Even so, he has continued to operate as if the axe wasn’t falling. Shulkin was spotted on Capitol Hill this week conducting meetings with lawmakers and held a press conference on Wednesday during which he announced a major overhaul of VA hospitals nationwide. Shulkin gave an interview to the Times this week, during which he insisted that his agency “will not be distracted as we have in the last couple weeks,” and he told reporters that he spoke with President Trump on Tuesday night to discuss his plans for the restructuring of the VA. On Monday, Shulkin and his top aide met with White House chief of staff John Kelly.
The Kelly meeting focused primarily on major VA policy items, but appears not to have secured Shulkin’s position atop the department. As of Wednesday afternoon, word of his imminent departure continued to swirl.

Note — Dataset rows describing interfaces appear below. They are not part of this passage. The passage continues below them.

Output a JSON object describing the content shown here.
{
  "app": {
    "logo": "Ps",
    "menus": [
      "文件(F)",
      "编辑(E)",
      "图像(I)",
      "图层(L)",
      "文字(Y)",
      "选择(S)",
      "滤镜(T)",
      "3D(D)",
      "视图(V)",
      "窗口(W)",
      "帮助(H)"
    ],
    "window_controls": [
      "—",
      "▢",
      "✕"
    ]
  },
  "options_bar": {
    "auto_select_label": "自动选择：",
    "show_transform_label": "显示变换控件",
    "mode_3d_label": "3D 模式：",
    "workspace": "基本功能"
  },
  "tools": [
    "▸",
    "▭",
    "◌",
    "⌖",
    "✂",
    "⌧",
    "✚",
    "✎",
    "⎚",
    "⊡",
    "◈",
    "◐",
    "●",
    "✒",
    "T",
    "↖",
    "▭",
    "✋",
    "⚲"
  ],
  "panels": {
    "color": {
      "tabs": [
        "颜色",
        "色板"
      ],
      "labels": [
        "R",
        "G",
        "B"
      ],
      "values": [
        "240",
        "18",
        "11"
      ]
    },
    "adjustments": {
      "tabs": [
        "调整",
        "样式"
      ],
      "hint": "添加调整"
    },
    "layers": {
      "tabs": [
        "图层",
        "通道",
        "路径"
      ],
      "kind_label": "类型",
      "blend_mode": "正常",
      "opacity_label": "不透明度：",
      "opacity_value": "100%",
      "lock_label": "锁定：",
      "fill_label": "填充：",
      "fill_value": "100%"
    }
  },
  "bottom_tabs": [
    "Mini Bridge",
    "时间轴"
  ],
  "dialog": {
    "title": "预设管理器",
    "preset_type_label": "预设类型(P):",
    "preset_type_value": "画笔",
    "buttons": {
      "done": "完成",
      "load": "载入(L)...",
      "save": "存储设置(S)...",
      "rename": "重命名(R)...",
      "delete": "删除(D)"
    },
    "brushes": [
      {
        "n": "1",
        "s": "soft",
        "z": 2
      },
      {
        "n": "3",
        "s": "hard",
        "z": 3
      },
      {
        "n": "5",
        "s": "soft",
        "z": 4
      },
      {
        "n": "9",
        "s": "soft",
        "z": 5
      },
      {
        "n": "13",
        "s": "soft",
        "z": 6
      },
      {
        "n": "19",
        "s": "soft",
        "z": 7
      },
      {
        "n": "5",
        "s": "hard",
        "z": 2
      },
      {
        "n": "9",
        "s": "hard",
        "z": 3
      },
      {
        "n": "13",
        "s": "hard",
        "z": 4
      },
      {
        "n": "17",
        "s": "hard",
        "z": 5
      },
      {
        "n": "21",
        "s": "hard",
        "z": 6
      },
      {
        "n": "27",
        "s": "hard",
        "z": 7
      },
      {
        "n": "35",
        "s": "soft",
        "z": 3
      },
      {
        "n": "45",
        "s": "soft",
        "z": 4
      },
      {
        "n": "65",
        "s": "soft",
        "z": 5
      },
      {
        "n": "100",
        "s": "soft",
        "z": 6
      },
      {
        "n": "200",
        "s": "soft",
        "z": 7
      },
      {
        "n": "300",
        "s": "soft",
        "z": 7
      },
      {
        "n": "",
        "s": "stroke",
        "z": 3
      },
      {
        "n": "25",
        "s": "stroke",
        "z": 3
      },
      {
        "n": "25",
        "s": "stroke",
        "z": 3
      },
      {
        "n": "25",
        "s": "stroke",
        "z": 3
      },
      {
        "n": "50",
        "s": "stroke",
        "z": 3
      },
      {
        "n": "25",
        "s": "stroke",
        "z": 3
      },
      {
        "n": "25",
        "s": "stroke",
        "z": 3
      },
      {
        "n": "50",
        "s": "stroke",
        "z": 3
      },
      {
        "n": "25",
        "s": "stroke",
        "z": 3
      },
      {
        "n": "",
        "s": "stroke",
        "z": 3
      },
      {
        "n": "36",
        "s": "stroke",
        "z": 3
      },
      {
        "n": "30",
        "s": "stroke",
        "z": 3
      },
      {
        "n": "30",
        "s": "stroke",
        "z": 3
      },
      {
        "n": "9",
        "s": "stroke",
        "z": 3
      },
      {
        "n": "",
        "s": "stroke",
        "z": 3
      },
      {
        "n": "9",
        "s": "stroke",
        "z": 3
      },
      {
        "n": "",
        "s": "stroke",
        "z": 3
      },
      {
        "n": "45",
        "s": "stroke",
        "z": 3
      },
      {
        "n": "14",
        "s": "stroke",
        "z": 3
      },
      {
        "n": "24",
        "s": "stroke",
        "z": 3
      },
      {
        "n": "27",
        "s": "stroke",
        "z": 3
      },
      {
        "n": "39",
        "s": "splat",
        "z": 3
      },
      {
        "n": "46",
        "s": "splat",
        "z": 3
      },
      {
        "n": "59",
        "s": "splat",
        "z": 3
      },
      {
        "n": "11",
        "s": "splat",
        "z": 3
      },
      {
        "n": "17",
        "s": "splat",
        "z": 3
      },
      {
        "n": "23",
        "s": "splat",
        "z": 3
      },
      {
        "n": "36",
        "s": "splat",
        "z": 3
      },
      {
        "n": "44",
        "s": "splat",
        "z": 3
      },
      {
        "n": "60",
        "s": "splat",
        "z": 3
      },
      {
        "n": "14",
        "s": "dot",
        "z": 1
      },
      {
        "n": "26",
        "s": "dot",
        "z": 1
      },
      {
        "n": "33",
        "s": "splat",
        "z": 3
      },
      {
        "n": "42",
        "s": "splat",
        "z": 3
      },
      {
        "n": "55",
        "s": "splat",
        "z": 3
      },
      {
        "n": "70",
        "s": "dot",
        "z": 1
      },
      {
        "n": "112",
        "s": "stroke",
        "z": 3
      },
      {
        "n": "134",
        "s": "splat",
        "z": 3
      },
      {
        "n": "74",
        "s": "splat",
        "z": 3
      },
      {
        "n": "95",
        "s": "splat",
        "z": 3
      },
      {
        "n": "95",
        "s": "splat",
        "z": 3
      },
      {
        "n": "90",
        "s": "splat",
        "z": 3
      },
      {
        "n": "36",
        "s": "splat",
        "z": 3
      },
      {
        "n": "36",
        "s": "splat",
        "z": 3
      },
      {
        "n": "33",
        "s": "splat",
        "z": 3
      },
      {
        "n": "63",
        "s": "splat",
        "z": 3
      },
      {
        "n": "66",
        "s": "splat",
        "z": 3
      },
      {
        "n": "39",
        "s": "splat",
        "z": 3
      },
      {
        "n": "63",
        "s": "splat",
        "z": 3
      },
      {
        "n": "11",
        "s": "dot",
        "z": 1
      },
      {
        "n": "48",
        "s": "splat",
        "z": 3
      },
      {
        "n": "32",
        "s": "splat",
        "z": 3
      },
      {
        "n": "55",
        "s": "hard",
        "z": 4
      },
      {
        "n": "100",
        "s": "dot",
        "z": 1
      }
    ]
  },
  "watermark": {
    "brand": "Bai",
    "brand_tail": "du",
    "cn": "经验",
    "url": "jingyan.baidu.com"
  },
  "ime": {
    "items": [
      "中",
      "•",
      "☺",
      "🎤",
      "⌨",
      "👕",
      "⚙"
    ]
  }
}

Working against Shulkin has been the fact that some of the people who President Trump speaks to regularly are vocal critics of the secretary who hold diametrically opposition positions on veterans’ care. One of those people is Ike Perlmutter, the Israeli-American chairman of Marvel Entertainment.
Perlmutter was “very, very involved” in advising the president on veterans’ issues during the campaign and transition period, Trump said in early 2017. And one source with knowledge of their discussions said Perlmutter was instrumental in securing the VA secretary nomination for Shulkin instead of other, more conservative contenders. But Perlmutter has soured on Shulkin of late, the source said, and raised controversies surrounding the VA chief in recent conversations with Trump.
A Marvel rep did not respond to a request for Perlmutter’s comment.
The president is also being advised on the matter, directly and through TV appearances, by Fox & Friends weekend co-host Pete Hegseth, an Iraq War veteran and the former chief executive of the conservative Concerned Veterans for America. Hegseth, who was seriously considered for VA secretary during the presidential transition, favors a larger role for the private health industry in veterans’ care and has been increasingly critical of Shulkin on-air.
Two sources with knowledge of their conversations told The Daily Beast that President Trump will often call Hegseth after the Fox personality is done hosting to chat with him about the episode that had just aired. When the two talk, Hegseth will sometimes try to inject VA and veterans issues into the conversation and steer the discussion in a more policy-oriented direction. According to these sources, Trump will typically acknowledge Hegseth’s points before quickly steering the phone conversation back in the direction of what he just saw on Fox & Friends.
Hegseth did not return a request for comment. But he appears to be getting through. When the White House convened a meeting with veterans’ service organizations last week, Shulkin initially sent in a list of groups that did not include Hegseth’s old haunt, the CVA. A representative, along with staffers at three other veterans service organizations not initially slated to attend, were later invited by White House staff.
At that meeting, White House chief of staff Kelly continued to affirm that Shuklin enjoyed the confidence of the president. On top of that, Shuklin still has allies willing to scrape and claw for his political survival. As his standing inside the VA took a hit following the publication of the first IG report, those allies reached out to established veterans groups to make sure that they didn’t call for his ouster. And, they didn’t.
American Legion put out a statement saying Shulkin remained the best person to lead the agency and Veterans of Foreign Wars all but accused the secretary’s deputies of an orchestrated sabotage.
“As reported in the press, the acts of these individuals have become a cancer inside this Administration. They sow doubt, they create turmoil, and their ideological agenda clearly puts outside interests ahead of the care and well-being of millions of wounded, ill and injured veterans,” Keith Harman, the VFW’s leader said in a statement. “I now call on President Trump to clean house of these distractors.”